Here in the UK, we have what is generally regarded to be the toughest training for journalists in the world.
One of the requirements of the NCTJ (National Council for the Training of Journalists) is to learn Teeline Shorthand, up to 100 words a minute. If you don’t get your 100 words, you haven’t really passed.
There’s quite a bit of debate about whether or not we need to learn it any more. Those of us with the ability to write in shorthand find it invaluable, and those without it don’t think they’re missing out. Even I have to concede, American journalists are pumping out really great work, and shorthand has been missing as a core requirement for almost two generations.

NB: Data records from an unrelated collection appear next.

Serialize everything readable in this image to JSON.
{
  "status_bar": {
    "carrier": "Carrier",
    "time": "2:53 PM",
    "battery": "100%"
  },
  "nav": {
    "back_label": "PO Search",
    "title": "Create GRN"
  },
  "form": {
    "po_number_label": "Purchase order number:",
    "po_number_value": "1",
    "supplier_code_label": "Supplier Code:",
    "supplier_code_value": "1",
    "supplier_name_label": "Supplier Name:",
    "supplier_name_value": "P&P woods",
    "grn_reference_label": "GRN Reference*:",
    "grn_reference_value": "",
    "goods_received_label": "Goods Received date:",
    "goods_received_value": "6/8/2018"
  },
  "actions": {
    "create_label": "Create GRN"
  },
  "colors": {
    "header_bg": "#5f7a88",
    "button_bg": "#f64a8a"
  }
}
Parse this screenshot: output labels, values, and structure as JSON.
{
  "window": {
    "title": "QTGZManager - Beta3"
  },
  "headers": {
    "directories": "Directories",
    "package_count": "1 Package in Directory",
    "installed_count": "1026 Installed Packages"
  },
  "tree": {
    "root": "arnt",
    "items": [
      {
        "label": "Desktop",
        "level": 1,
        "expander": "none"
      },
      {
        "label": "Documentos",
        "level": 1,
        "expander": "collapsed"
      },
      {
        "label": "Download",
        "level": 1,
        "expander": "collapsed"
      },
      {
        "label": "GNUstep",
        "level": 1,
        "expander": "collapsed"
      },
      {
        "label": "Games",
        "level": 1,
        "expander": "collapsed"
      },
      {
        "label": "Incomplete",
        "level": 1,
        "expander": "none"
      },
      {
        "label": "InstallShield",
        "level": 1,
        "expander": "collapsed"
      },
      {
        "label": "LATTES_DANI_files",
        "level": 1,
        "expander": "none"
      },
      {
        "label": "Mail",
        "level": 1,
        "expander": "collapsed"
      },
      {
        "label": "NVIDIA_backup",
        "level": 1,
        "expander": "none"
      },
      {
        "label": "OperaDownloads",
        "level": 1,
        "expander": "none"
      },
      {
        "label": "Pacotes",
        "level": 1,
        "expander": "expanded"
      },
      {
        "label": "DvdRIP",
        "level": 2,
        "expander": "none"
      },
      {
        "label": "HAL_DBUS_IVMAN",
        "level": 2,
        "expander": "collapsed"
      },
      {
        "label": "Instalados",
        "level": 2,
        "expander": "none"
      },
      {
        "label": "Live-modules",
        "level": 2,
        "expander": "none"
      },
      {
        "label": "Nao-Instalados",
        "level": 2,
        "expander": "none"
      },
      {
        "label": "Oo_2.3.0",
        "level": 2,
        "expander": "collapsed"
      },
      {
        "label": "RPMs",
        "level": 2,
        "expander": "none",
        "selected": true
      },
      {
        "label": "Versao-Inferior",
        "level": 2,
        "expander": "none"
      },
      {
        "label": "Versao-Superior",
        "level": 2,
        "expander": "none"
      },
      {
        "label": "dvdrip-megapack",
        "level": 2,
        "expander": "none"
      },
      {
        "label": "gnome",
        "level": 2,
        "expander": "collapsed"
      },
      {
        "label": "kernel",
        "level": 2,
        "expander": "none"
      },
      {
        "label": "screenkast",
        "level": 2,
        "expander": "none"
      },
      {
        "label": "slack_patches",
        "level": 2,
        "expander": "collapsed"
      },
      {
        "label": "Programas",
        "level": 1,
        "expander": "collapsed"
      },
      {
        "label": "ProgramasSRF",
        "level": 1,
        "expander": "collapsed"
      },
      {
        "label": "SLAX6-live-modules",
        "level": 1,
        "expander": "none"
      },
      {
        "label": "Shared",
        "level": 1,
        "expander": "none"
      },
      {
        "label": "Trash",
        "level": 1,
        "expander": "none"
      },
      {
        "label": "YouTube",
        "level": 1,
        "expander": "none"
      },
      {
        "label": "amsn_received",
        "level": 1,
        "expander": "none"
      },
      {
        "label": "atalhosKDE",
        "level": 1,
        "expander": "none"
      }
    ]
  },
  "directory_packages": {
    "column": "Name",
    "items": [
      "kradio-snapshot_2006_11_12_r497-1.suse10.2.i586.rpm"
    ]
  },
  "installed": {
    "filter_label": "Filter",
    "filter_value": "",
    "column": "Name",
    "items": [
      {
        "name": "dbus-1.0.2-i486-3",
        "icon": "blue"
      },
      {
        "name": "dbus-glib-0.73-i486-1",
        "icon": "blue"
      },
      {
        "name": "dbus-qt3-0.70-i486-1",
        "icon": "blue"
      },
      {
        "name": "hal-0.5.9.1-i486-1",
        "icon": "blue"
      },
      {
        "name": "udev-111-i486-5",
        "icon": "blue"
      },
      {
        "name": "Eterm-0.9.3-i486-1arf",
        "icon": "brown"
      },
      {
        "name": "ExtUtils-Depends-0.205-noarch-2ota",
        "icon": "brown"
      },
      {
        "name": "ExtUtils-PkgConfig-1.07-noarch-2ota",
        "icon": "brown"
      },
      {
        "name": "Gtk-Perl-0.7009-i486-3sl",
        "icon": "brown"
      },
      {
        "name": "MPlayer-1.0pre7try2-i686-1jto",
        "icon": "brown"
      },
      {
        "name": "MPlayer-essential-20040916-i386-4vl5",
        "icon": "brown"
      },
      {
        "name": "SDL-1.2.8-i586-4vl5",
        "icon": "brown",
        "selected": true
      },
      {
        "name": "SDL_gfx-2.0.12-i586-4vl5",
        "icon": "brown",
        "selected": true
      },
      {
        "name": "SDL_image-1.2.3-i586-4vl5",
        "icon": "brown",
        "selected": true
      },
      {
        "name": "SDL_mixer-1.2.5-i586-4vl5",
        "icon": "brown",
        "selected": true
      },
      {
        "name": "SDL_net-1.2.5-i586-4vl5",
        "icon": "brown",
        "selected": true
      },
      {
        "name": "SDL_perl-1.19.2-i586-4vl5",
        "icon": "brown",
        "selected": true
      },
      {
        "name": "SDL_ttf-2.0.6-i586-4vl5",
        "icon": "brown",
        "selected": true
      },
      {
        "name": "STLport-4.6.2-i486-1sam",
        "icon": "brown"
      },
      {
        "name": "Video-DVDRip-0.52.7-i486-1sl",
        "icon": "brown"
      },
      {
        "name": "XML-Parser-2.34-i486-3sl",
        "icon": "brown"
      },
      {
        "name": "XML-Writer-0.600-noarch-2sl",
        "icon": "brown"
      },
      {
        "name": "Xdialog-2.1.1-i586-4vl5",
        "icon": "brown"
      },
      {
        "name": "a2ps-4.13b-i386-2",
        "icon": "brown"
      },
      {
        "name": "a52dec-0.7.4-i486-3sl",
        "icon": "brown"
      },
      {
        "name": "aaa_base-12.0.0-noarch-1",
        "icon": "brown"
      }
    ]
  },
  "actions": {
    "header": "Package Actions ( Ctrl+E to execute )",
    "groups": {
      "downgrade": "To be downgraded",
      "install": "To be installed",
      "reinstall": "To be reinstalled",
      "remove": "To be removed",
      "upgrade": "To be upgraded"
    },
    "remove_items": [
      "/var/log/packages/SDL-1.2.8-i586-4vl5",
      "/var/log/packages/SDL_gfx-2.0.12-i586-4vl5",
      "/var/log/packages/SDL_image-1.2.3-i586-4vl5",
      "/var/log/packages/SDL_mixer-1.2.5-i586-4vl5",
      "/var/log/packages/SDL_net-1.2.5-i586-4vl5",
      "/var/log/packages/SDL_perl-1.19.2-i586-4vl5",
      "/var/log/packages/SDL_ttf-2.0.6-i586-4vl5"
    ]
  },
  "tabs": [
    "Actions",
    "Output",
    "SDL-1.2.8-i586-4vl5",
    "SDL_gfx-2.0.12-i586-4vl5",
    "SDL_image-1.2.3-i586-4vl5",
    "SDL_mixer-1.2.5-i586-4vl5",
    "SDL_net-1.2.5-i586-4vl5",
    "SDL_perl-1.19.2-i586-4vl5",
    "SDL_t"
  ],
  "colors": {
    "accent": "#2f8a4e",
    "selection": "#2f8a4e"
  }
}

Though I still highly recommend learning shorthand for a variety of reasons, (not least of all because it demonstrates a dedication to the field: a way of showing that you really want to be a journalist, not just someone who wants to get on TV/radio/your name in print), maybe there is one thing more relevant to a modern journalist that could be the new mandatory requirement: markdown.
I write in markdown all the time, and it’s really easy to use. In fact, there’s a good chance you know markdown even if you’ve never heard of it before.
Markdown is a useful tool for writing essentially raw text files, with a few little connotations that signify basic formatting. So putting some words *between two asterisks like this* signifies italics, putting words **between two asterisks like this** signifies bold, etc.
There’s also easy formats for headers, embedded photos, and hyperlinks. Once you’ve written in markdown, there’s a ton of free or cheap apps that convert it to full-blown HTML.
Why is this relevant to a 21st century journalist? Well, most journalists spend a not insignificant chunk of their time in CMS these days. That’s Content Management Systems, which is a fancy word for website back-ends like WordPress, and other more specialised systems. Every time you want to add a blog post or a new news story, you often write on your phone, tablet (I’m writing this post on my iPad) or computer, using a variety of applications, one of the big-daddies is of course Microsoft’s Word.
Then you can paste your article into the CMS page, click save and you’re done!
Except you rarely are done. Especially if you’ve written in Word, the funny formatting in that app can cause all sorts of headaches. If the journalist prefers to write in a particular font say, or a specific font size, that can translate into the page of the website, making it look totally out of style and step with the website’s visual design. Repairing it – and adding the hyperlinks and embedded images by too – is a subeditors nightmare.
So what options does a journalist have? Well, we could write in raw text. Certainly no formatting issues there, but unfortunately it won’t allow you to add emboldened text, headers, links, etc.
So we could all use HTML – but that might take time for many journalists and creative-types to learn, and a simple mistake in the coding could end up causing more problems than copy-and-pasting Microsoft Word’s text into the CMS in the first place.
So that leaves markdown. Simple to learn, easy to apply, you can do it in any word processing app (yes, including Word), and there’s even dirt-cheap apps that allow you see the effects of your markdown as you write (like Byword, which I’m writing this on right now. Using markdown).
It’s 2014. Journalists are all having to get to grips with content management sites now. For me, markdown makes putting things on so much easier, allowing you to concentrate on your content, and less on formatting issues.